@Christian Rojmar I looked up the duplex size and it was 2400 sf. I just redid my personal residence and it is 2200 sf for \$15000. In my area for flooring  it is \$3 sf for rip out and install plus materials. I like the luxury vinyl plank around \$3 sf. There is a spreadsheet in the files section done by Sam Tato that has more details on things to consider. In reality if you budgeted for every single thing you would probably not buy anything. For a property like this one I would want to build up a reserve of \$15000 before I would start to take any cash flow. The only problem would be in year 24 if the roof and floors all needed to be done the same year. I don't think your extra capex is excessive.

@Tim Herman Interesting! I definitely need to reconsider and analyze the costs of roofing in more detail because I am way lower than you on that estimate! Did you use asphalt shingles for your roofing? And agree regarding never finding a property, I am struggling to find cash flowing properties (unless bad areas) when considering all the cap ex, very frustrating!

@Christian Rojmar I used asphalt shingles on my house. Call the local roofers and ask how much they charge per square(100 sf). Mine was not a real simple roof but had some peaks and valleys. I know Austin is a hot market and don't know if you will find a cash flowing property. You might want to find an area that is transforming and buy there.

@Tim Herman Cool. I have seen estimates ranging from \$200 to \$350 per square for asphalt shingles which would suggest between \$4,400 and \$7,700 for 22 squares (flat roof). Obviously that may go up quite a bit with peaks and valleys.

As for Austin, yeah, wrong market if you look for cash flow. I am getting through some books on out-of-state investing and have begun looking in Dallas which is at least a bit better... Unfortunately Dallas is catching up to Austin as well...

@Adrienne Donner nope, I would not. The cost is too high for that rent. On your calcs the expenses seem low on several of them. You don’t show closing costs. Your interest rate is probably too low for an investment property.

@Cole Raiford   Thanks for the response! The seller would pay the closing costs and the interest rate is what the bank quoted me for an investment property. :-)   But I am afraid the costs are high. I'll keep looking and analyzing.

@Adrienne Donner I agree, good call 😉

Originally posted by @Adrienne Donner :

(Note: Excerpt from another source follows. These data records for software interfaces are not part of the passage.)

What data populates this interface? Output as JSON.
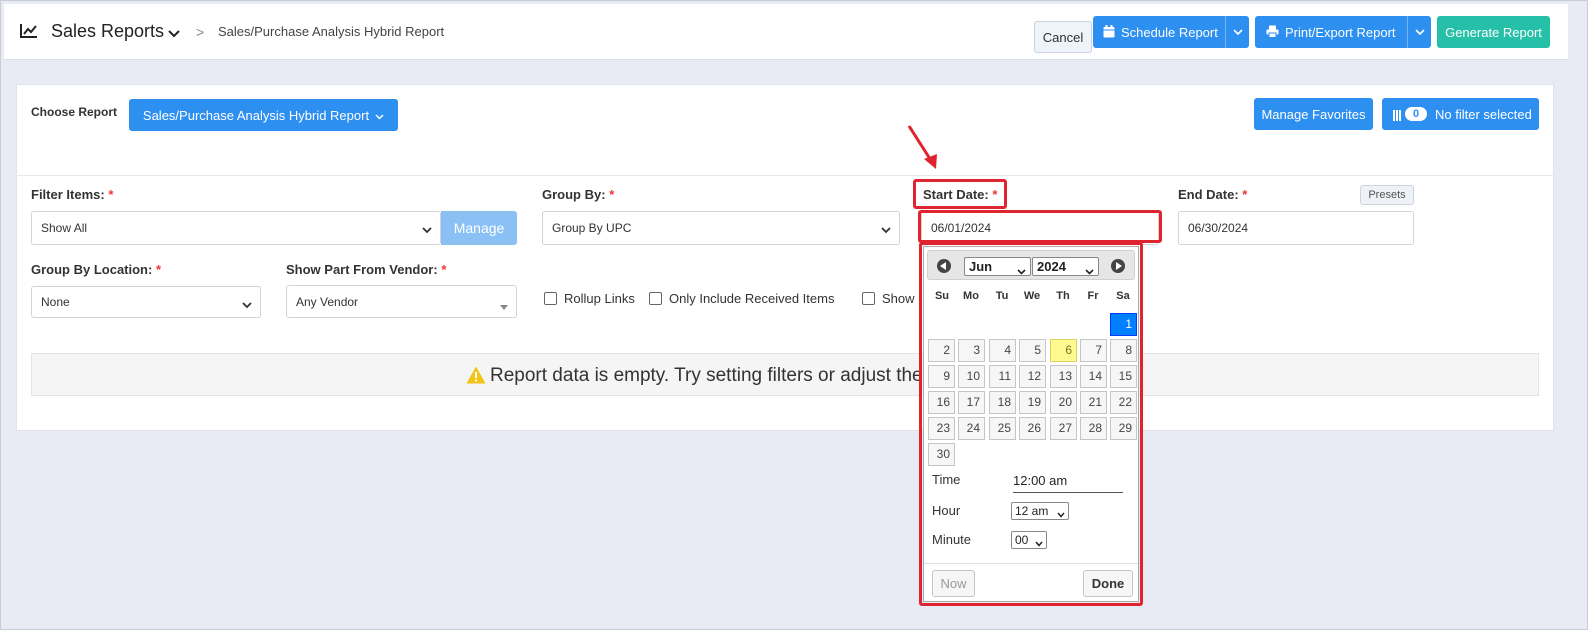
{
  "header": {
    "title": "Sales Reports",
    "breadcrumb_sep": ">",
    "breadcrumb": "Sales/Purchase Analysis Hybrid Report",
    "cancel_label": "Cancel",
    "schedule_label": "Schedule Report",
    "print_label": "Print/Export Report",
    "generate_label": "Generate Report"
  },
  "report": {
    "choose_label": "Choose Report",
    "selected_report": "Sales/Purchase Analysis Hybrid Report",
    "manage_favorites_label": "Manage Favorites",
    "filter_count": "0",
    "filter_label": "No filter selected"
  },
  "filters": {
    "filter_items_label": "Filter Items:",
    "filter_items_value": "Show All",
    "manage_label": "Manage",
    "group_by_label": "Group By:",
    "group_by_value": "Group By UPC",
    "start_date_label": "Start Date:",
    "start_date_value": "06/01/2024",
    "end_date_label": "End Date:",
    "end_date_value": "06/30/2024",
    "presets_label": "Presets",
    "group_by_location_label": "Group By Location:",
    "group_by_location_value": "None",
    "show_part_vendor_label": "Show Part From Vendor:",
    "show_part_vendor_value": "Any Vendor",
    "rollup_links_label": "Rollup Links",
    "only_received_label": "Only Include Received Items",
    "show_partial_label": "Show I",
    "required_mark": "*"
  },
  "empty_message": "Report data is empty. Try setting filters or adjust the",
  "datepicker": {
    "month": "Jun",
    "year": "2024",
    "weekdays": [
      "Su",
      "Mo",
      "Tu",
      "We",
      "Th",
      "Fr",
      "Sa"
    ],
    "days": [
      "1",
      "2",
      "3",
      "4",
      "5",
      "6",
      "7",
      "8",
      "9",
      "10",
      "11",
      "12",
      "13",
      "14",
      "15",
      "16",
      "17",
      "18",
      "19",
      "20",
      "21",
      "22",
      "23",
      "24",
      "25",
      "26",
      "27",
      "28",
      "29",
      "30"
    ],
    "first_weekday": 6,
    "today": "6",
    "selected": "1",
    "time_label": "Time",
    "time_value": "12:00 am",
    "hour_label": "Hour",
    "hour_value": "12 am",
    "minute_label": "Minute",
    "minute_value": "00",
    "now_label": "Now",
    "done_label": "Done"
  },
  "colors": {
    "primary": "#2d8ff0",
    "teal": "#26c0a8",
    "highlight": "#e0242f",
    "today": "#fffa90",
    "selected": "#007fff"
  }
}
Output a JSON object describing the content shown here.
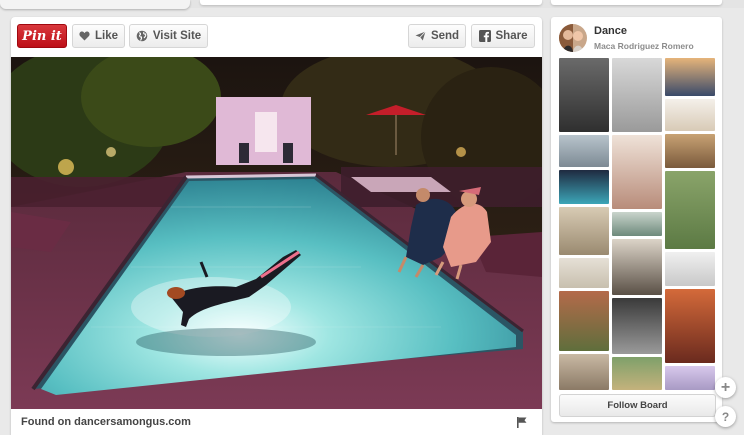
{
  "toolbar": {
    "pinit_label": "Pin it",
    "like_label": "Like",
    "visit_label": "Visit Site",
    "send_label": "Send",
    "share_label": "Share"
  },
  "footer": {
    "found_text": "Found on dancersamongus.com"
  },
  "board": {
    "title": "Dance",
    "owner": "Maca Rodriguez Romero",
    "follow_label": "Follow Board"
  },
  "icons": {
    "like": "heart-icon",
    "visit": "globe-icon",
    "send": "paper-plane-icon",
    "share": "facebook-icon",
    "flag": "flag-icon",
    "add": "plus-icon",
    "help": "question-icon"
  },
  "fab": {
    "add_glyph": "+",
    "help_glyph": "?"
  },
  "colors": {
    "pinit_red": "#cb2027",
    "page_bg": "#e9e9e9",
    "pool_water": "#6fd1cf"
  }
}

@Cole Raiford   Thanks for the response! The seller would pay the closing costs and the interest rate is what the bank quoted me for an investment property. :-)   But I am afraid the costs are high. I'll keep looking and analyzing.

Adrienne, I think you are way to low on cap ex and repairs.  My guess is over the long haul you will be at 30-40% of revenue on expenses.  Ay minimum I would be at 10-15% for each of repairs and capital.

Something simple like a turn between tenants can run you a month, a months rent to lease and \$1,000-1,200 for painting, floor repairs, cleaning, new locks, filter, smoke detectors etc.

We generally don't run metrics unless we are getting the property at the 1% rule, or can do some minor rehab to improve the rent/ARv of 1% or better.  Then we look at other things like do the numbers work, is this property in an appreciating market etc etc.